ATTORNEY GENERAL TONG JOINS 18-STATE COALITION DEFENDING VERMONT’S RIGHT TO BAN LARGE-CAPACITY MAGAZINES TO PREVENT GUN VIOLENCE
Attorneys General Argue that the Right to Bear Arms Allows States to Adopt Gun Safety Laws
(Hartford, CT) -- Attorney General William Tong joined a group of 18 state Attorneys General in defending Vermont’s right to ban large-capacity magazines and protect public safety. In a friend-of-the-court brief filed in the Vermont Supreme Court, Attorney General Tong and his counterparts argue that states have the right to enact reasonable firearm restrictions that reduce the number of deaths and injuries caused by gun violence.
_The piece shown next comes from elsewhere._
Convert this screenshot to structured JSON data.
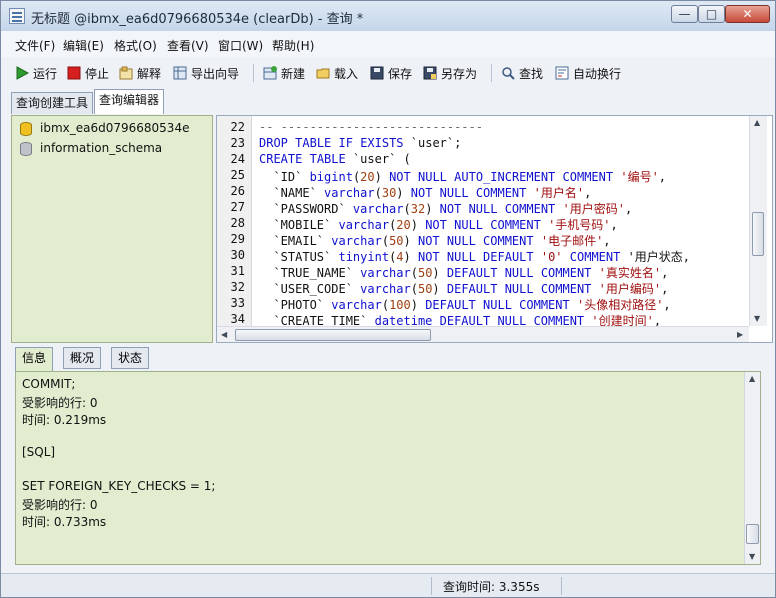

"Nothing in the Constitution prohibits states from taking common sense steps to prevent gun violence. Our laws allow it, and the vast majority of the public demands it. Large-capacity magazines designed for war have no place in our communities, and state bans in Vermont, Connecticut and elsewhere save lives. The Second Amendment has always allowed for reasonable restrictions on firearms as necessary to protect public safety," said Attorney General Tong.
The District of Columbia and partner states filed an amicus brief in State of Vermont v. Max B. Misch, a suit in which the Vermont Supreme Court will determine whether Vermont’s prohibition on large-capacity magazines violates the Vermont Constitution’s right to bear arms. In 2018, Vermont prohibited the manufacture, importation, possession, and sale of large-capacity magazines, with some exceptions, including for magazines lawfully possessed before the law went into effect. The law bans magazines that hold more than 10 rounds of ammunition for long guns and more than 15 rounds for handguns. Eight other states and the District of Columbia have enacted similar prohibitions. The constitutionality of those laws has been consistently upheld by federal courts of appeals under the Second Amendment, which the U.S. Supreme Court has recognized as “analogous” to Vermont’s right-to-bear-arms provision.
In the brief, the states collectively argue that a ban on large-capacity magazines is a reasonable restriction that Vermont has the right to adopt because:
The right to bear arms does not prevent states from enacting common sense gun safety measures: The brief explains that states are entitled to adopt reasonable restrictions on firearms to address the unique conditions within their borders and protect public safety. Restricting access to large-capacity magazines is a reasonable restriction because it would reduce firearm injuries and deaths while leaving many other options open for individuals who wish to exercise their right to self-defense.
States have a responsibility to prevent gun violence and protect public safety: The brief notes that states have primary responsibility for ensuring public safety. This includes a duty to reduce the likelihood that their citizens will fall victim to preventable firearm violence, and to minimize fatalities and injuries when that violence does occur. The brief notes that because there are local and regional differences that contribute to gun violence, deciding how best to protect the safety of state residents is a question better suited to legislatures than courts.
Regulating large-capacity magazines protects the public: The brief cites evidence that large-capacity magazines are especially attractive to mass shooters and criminals, posing increased risks to innocent civilians and law enforcement. Restricting large-capacity magazines means a mass shooter must reload or switch weapons, giving bystanders more opportunities to flee, take shelter, or intervene. At the same time, there is no proof that large-capacity magazines are necessary—or even commonly used—for self-defense.
The brief is available at: https://oag.dc.gov/sites/default/files/2019-10/Vermont-v-Misch-Amicus.pdf
District of Columbia AG Karl Racine led this friend-of-the-court brief and is joined by Attorneys General from California, Connecticut, Delaware, Hawaii, Illinois, Maryland, Massachusetts, Michigan, Minnesota, New Jersey, New Mexico, New York, Oregon, Pennsylvania, Rhode Island, Virginia, and Washington.